* **EXERCISE**:
Please restate all of the records word for word, setting the pictures aside.
────────────────
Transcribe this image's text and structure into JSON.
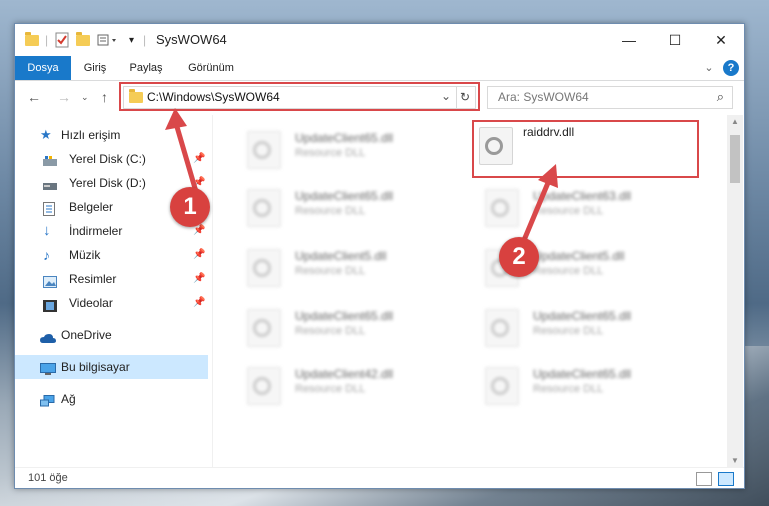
{
  "window": {
    "title": "SysWOW64",
    "minimize": "—",
    "maximize": "☐",
    "close": "✕"
  },
  "ribbon": {
    "tabs": [
      {
        "label": "Dosya"
      },
      {
        "label": "Giriş"
      },
      {
        "label": "Paylaş"
      },
      {
        "label": "Görünüm"
      }
    ],
    "expand": "⌄",
    "help": "?"
  },
  "address": {
    "path": "C:\\Windows\\SysWOW64",
    "search_placeholder": "Ara: SysWOW64"
  },
  "nav": {
    "quick_access": "Hızlı erişim",
    "items": [
      {
        "label": "Yerel Disk (C:)"
      },
      {
        "label": "Yerel Disk (D:)"
      },
      {
        "label": "Belgeler"
      },
      {
        "label": "İndirmeler"
      },
      {
        "label": "Müzik"
      },
      {
        "label": "Resimler"
      },
      {
        "label": "Videolar"
      }
    ],
    "onedrive": "OneDrive",
    "this_pc": "Bu bilgisayar",
    "network": "Ağ"
  },
  "files": {
    "left": [
      {
        "name": "UpdateClient65.dll",
        "type": "Resource DLL"
      },
      {
        "name": "UpdateClient65.dll",
        "type": "Resource DLL"
      },
      {
        "name": "UpdateClient5.dll",
        "type": "Resource DLL"
      },
      {
        "name": "UpdateClient65.dll",
        "type": "Resource DLL"
      },
      {
        "name": "UpdateClient42.dll",
        "type": "Resource DLL"
      }
    ],
    "highlighted": {
      "name": "raiddrv.dll"
    },
    "right": [
      {
        "name": "UpdateClient63.dll",
        "type": "Resource DLL"
      },
      {
        "name": "UpdateClient5.dll",
        "type": "Resource DLL"
      },
      {
        "name": "UpdateClient65.dll",
        "type": "Resource DLL"
      },
      {
        "name": "UpdateClient65.dll",
        "type": "Resource DLL"
      }
    ]
  },
  "status": {
    "count": "101 öğe"
  },
  "annotations": {
    "step1": "1",
    "step2": "2",
    "color": "#d9484a"
  }
}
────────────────
* **EXPECTED ANSWER**:
Transcribe this image's text and structure into JSON.
{
  "window": {
    "title": "SysWOW64",
    "minimize": "—",
    "maximize": "☐",
    "close": "✕"
  },
  "ribbon": {
    "tabs": [
      {
        "label": "Dosya"
      },
      {
        "label": "Giriş"
      },
      {
        "label": "Paylaş"
      },
      {
        "label": "Görünüm"
      }
    ],
    "expand": "⌄",
    "help": "?"
  },
  "address": {
    "path": "C:\\Windows\\SysWOW64",
    "search_placeholder": "Ara: SysWOW64"
  },
  "nav": {
    "quick_access": "Hızlı erişim",
    "items": [
      {
        "label": "Yerel Disk (C:)"
      },
      {
        "label": "Yerel Disk (D:)"
      },
      {
        "label": "Belgeler"
      },
      {
        "label": "İndirmeler"
      },
      {
        "label": "Müzik"
      },
      {
        "label": "Resimler"
      },
      {
        "label": "Videolar"
      }
    ],
    "onedrive": "OneDrive",
    "this_pc": "Bu bilgisayar",
    "network": "Ağ"
  },
  "files": {
    "left": [
      {
        "name": "UpdateClient65.dll",
        "type": "Resource DLL"
      },
      {
        "name": "UpdateClient65.dll",
        "type": "Resource DLL"
      },
      {
        "name": "UpdateClient5.dll",
        "type": "Resource DLL"
      },
      {
        "name": "UpdateClient65.dll",
        "type": "Resource DLL"
      },
      {
        "name": "UpdateClient42.dll",
        "type": "Resource DLL"
      }
    ],
    "highlighted": {
      "name": "raiddrv.dll"
    },
    "right": [
      {
        "name": "UpdateClient63.dll",
        "type": "Resource DLL"
      },
      {
        "name": "UpdateClient5.dll",
        "type": "Resource DLL"
      },
      {
        "name": "UpdateClient65.dll",
        "type": "Resource DLL"
      },
      {
        "name": "UpdateClient65.dll",
        "type": "Resource DLL"
      }
    ]
  },
  "status": {
    "count": "101 öğe"
  },
  "annotations": {
    "step1": "1",
    "step2": "2",
    "color": "#d9484a"
  }
}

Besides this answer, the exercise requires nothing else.